# To do
Repeat the entries in full. Each line must match exactly.

# Task input
────────
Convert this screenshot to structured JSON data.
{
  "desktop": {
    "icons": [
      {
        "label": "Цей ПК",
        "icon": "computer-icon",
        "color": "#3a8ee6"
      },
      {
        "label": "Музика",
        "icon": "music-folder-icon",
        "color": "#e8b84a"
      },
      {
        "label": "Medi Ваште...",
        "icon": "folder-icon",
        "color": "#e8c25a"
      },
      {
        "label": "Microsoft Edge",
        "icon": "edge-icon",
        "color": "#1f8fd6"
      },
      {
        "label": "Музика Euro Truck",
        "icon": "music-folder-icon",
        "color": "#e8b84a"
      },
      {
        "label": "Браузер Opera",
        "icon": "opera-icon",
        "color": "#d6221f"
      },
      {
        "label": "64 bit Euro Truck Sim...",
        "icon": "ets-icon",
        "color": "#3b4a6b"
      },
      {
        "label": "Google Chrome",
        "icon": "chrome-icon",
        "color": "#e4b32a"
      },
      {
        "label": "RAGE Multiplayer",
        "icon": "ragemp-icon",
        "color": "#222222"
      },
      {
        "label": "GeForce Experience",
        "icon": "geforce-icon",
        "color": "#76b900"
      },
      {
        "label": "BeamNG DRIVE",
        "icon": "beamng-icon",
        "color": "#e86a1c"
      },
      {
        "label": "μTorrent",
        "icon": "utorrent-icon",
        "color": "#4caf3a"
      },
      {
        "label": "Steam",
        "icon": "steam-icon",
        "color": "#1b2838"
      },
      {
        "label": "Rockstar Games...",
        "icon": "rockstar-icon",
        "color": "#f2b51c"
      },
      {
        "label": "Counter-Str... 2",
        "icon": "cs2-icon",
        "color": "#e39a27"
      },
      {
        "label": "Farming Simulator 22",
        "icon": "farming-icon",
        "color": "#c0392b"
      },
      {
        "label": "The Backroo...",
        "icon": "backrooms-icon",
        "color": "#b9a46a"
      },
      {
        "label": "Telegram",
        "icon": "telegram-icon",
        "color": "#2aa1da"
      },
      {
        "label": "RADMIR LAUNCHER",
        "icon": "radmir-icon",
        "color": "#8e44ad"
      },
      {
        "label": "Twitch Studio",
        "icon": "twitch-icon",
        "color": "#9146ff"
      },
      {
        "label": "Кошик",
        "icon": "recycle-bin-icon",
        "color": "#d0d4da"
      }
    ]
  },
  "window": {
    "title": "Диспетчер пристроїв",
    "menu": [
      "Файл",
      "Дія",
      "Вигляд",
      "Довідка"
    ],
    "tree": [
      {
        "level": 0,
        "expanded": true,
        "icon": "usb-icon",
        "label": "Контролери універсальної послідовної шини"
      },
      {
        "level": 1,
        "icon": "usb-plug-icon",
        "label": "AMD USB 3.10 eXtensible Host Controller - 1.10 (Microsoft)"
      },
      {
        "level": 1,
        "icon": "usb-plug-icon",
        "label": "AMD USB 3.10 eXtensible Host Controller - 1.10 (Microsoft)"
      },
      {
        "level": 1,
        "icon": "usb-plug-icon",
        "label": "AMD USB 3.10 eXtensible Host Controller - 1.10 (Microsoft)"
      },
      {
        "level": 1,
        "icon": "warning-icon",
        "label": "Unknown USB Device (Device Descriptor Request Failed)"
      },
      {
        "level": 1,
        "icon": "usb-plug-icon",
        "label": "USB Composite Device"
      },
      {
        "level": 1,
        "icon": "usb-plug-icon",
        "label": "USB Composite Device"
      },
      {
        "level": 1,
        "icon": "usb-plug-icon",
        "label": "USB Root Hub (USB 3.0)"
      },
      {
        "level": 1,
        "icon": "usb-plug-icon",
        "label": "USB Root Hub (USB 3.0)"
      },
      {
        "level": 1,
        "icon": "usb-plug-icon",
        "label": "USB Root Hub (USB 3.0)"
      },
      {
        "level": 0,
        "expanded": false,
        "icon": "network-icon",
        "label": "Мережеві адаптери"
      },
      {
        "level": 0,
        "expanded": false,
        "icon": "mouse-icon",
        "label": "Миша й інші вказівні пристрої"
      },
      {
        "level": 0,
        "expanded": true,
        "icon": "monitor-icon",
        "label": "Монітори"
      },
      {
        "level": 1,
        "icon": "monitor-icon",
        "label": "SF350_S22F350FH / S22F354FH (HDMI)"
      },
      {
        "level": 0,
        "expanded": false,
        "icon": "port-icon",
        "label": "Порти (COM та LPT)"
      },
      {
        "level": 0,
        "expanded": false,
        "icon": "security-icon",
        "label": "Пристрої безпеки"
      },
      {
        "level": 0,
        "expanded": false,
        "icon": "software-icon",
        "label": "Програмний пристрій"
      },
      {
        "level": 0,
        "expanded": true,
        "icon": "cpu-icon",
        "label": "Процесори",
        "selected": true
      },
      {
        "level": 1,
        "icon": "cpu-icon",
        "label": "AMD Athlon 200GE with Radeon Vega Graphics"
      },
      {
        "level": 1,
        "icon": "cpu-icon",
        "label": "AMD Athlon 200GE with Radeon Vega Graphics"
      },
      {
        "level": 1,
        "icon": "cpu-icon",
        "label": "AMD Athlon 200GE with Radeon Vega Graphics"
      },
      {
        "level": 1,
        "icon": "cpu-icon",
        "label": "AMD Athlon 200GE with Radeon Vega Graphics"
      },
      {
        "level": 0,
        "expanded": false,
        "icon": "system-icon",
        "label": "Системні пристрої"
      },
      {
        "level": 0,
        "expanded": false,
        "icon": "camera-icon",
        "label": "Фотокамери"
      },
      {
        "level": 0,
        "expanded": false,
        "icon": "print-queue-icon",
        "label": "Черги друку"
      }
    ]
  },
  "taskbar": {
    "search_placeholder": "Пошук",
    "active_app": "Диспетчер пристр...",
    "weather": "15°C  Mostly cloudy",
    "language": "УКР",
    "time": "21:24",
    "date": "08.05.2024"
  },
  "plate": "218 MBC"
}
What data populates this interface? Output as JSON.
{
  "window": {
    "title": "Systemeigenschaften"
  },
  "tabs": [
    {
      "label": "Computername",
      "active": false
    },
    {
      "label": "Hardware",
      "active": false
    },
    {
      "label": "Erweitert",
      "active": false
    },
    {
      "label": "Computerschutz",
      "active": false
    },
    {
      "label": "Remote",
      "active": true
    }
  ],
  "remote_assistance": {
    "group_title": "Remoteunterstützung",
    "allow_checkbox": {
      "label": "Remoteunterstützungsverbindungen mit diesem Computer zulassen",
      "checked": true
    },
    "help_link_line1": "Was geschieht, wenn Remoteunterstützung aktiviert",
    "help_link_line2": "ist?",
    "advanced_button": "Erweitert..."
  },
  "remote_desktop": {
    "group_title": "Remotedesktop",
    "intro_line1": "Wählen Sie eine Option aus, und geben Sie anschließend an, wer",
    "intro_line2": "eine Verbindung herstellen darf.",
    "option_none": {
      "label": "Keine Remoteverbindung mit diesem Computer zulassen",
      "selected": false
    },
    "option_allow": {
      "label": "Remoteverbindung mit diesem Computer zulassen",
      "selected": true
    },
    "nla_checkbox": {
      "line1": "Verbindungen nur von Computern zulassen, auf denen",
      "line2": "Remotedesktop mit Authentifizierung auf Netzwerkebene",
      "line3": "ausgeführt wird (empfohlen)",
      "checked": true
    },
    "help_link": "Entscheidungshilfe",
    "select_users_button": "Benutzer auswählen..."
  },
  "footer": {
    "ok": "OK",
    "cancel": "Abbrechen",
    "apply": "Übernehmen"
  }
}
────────
# Exercise answer
Convert this screenshot to structured JSON data.
{
  "desktop": {
    "icons": [
      {
        "label": "Цей ПК",
        "icon": "computer-icon",
        "color": "#3a8ee6"
      },
      {
        "label": "Музика",
        "icon": "music-folder-icon",
        "color": "#e8b84a"
      },
      {
        "label": "Medi Ваште...",
        "icon": "folder-icon",
        "color": "#e8c25a"
      },
      {
        "label": "Microsoft Edge",
        "icon": "edge-icon",
        "color": "#1f8fd6"
      },
      {
        "label": "Музика Euro Truck",
        "icon": "music-folder-icon",
        "color": "#e8b84a"
      },
      {
        "label": "Браузер Opera",
        "icon": "opera-icon",
        "color": "#d6221f"
      },
      {
        "label": "64 bit Euro Truck Sim...",
        "icon": "ets-icon",
        "color": "#3b4a6b"
      },
      {
        "label": "Google Chrome",
        "icon": "chrome-icon",
        "color": "#e4b32a"
      },
      {
        "label": "RAGE Multiplayer",
        "icon": "ragemp-icon",
        "color": "#222222"
      },
      {
        "label": "GeForce Experience",
        "icon": "geforce-icon",
        "color": "#76b900"
      },
      {
        "label": "BeamNG DRIVE",
        "icon": "beamng-icon",
        "color": "#e86a1c"
      },
      {
        "label": "μTorrent",
        "icon": "utorrent-icon",
        "color": "#4caf3a"
      },
      {
        "label": "Steam",
        "icon": "steam-icon",
        "color": "#1b2838"
      },
      {
        "label": "Rockstar Games...",
        "icon": "rockstar-icon",
        "color": "#f2b51c"
      },
      {
        "label": "Counter-Str... 2",
        "icon": "cs2-icon",
        "color": "#e39a27"
      },
      {
        "label": "Farming Simulator 22",
        "icon": "farming-icon",
        "color": "#c0392b"
      },
      {
        "label": "The Backroo...",
        "icon": "backrooms-icon",
        "color": "#b9a46a"
      },
      {
        "label": "Telegram",
        "icon": "telegram-icon",
        "color": "#2aa1da"
      },
      {
        "label": "RADMIR LAUNCHER",
        "icon": "radmir-icon",
        "color": "#8e44ad"
      },
      {
        "label": "Twitch Studio",
        "icon": "twitch-icon",
        "color": "#9146ff"
      },
      {
        "label": "Кошик",
        "icon": "recycle-bin-icon",
        "color": "#d0d4da"
      }
    ]
  },
  "window": {
    "title": "Диспетчер пристроїв",
    "menu": [
      "Файл",
      "Дія",
      "Вигляд",
      "Довідка"
    ],
    "tree": [
      {
        "level": 0,
        "expanded": true,
        "icon": "usb-icon",
        "label": "Контролери універсальної послідовної шини"
      },
      {
        "level": 1,
        "icon": "usb-plug-icon",
        "label": "AMD USB 3.10 eXtensible Host Controller - 1.10 (Microsoft)"
      },
      {
        "level": 1,
        "icon": "usb-plug-icon",
        "label": "AMD USB 3.10 eXtensible Host Controller - 1.10 (Microsoft)"
      },
      {
        "level": 1,
        "icon": "usb-plug-icon",
        "label": "AMD USB 3.10 eXtensible Host Controller - 1.10 (Microsoft)"
      },
      {
        "level": 1,
        "icon": "warning-icon",
        "label": "Unknown USB Device (Device Descriptor Request Failed)"
      },
      {
        "level": 1,
        "icon": "usb-plug-icon",
        "label": "USB Composite Device"
      },
      {
        "level": 1,
        "icon": "usb-plug-icon",
        "label": "USB Composite Device"
      },
      {
        "level": 1,
        "icon": "usb-plug-icon",
        "label": "USB Root Hub (USB 3.0)"
      },
      {
        "level": 1,
        "icon": "usb-plug-icon",
        "label": "USB Root Hub (USB 3.0)"
      },
      {
        "level": 1,
        "icon": "usb-plug-icon",
        "label": "USB Root Hub (USB 3.0)"
      },
      {
        "level": 0,
        "expanded": false,
        "icon": "network-icon",
        "label": "Мережеві адаптери"
      },
      {
        "level": 0,
        "expanded": false,
        "icon": "mouse-icon",
        "label": "Миша й інші вказівні пристрої"
      },
      {
        "level": 0,
        "expanded": true,
        "icon": "monitor-icon",
        "label": "Монітори"
      },
      {
        "level": 1,
        "icon": "monitor-icon",
        "label": "SF350_S22F350FH / S22F354FH (HDMI)"
      },
      {
        "level": 0,
        "expanded": false,
        "icon": "port-icon",
        "label": "Порти (COM та LPT)"
      },
      {
        "level": 0,
        "expanded": false,
        "icon": "security-icon",
        "label": "Пристрої безпеки"
      },
      {
        "level": 0,
        "expanded": false,
        "icon": "software-icon",
        "label": "Програмний пристрій"
      },
      {
        "level": 0,
        "expanded": true,
        "icon": "cpu-icon",
        "label": "Процесори",
        "selected": true
      },
      {
        "level": 1,
        "icon": "cpu-icon",
        "label": "AMD Athlon 200GE with Radeon Vega Graphics"
      },
      {
        "level": 1,
        "icon": "cpu-icon",
        "label": "AMD Athlon 200GE with Radeon Vega Graphics"
      },
      {
        "level": 1,
        "icon": "cpu-icon",
        "label": "AMD Athlon 200GE with Radeon Vega Graphics"
      },
      {
        "level": 1,
        "icon": "cpu-icon",
        "label": "AMD Athlon 200GE with Radeon Vega Graphics"
      },
      {
        "level": 0,
        "expanded": false,
        "icon": "system-icon",
        "label": "Системні пристрої"
      },
      {
        "level": 0,
        "expanded": false,
        "icon": "camera-icon",
        "label": "Фотокамери"
      },
      {
        "level": 0,
        "expanded": false,
        "icon": "print-queue-icon",
        "label": "Черги друку"
      }
    ]
  },
  "taskbar": {
    "search_placeholder": "Пошук",
    "active_app": "Диспетчер пристр...",
    "weather": "15°C  Mostly cloudy",
    "language": "УКР",
    "time": "21:24",
    "date": "08.05.2024"
  },
  "plate": "218 MBC"
}
What data populates this interface? Output as JSON.
{
  "window": {
    "title": "Systemeigenschaften"
  },
  "tabs": [
    {
      "label": "Computername",
      "active": false
    },
    {
      "label": "Hardware",
      "active": false
    },
    {
      "label": "Erweitert",
      "active": false
    },
    {
      "label": "Computerschutz",
      "active": false
    },
    {
      "label": "Remote",
      "active": true
    }
  ],
  "remote_assistance": {
    "group_title": "Remoteunterstützung",
    "allow_checkbox": {
      "label": "Remoteunterstützungsverbindungen mit diesem Computer zulassen",
      "checked": true
    },
    "help_link_line1": "Was geschieht, wenn Remoteunterstützung aktiviert",
    "help_link_line2": "ist?",
    "advanced_button": "Erweitert..."
  },
  "remote_desktop": {
    "group_title": "Remotedesktop",
    "intro_line1": "Wählen Sie eine Option aus, und geben Sie anschließend an, wer",
    "intro_line2": "eine Verbindung herstellen darf.",
    "option_none": {
      "label": "Keine Remoteverbindung mit diesem Computer zulassen",
      "selected": false
    },
    "option_allow": {
      "label": "Remoteverbindung mit diesem Computer zulassen",
      "selected": true
    },
    "nla_checkbox": {
      "line1": "Verbindungen nur von Computern zulassen, auf denen",
      "line2": "Remotedesktop mit Authentifizierung auf Netzwerkebene",
      "line3": "ausgeführt wird (empfohlen)",
      "checked": true
    },
    "help_link": "Entscheidungshilfe",
    "select_users_button": "Benutzer auswählen..."
  },
  "footer": {
    "ok": "OK",
    "cancel": "Abbrechen",
    "apply": "Übernehmen"
  }
}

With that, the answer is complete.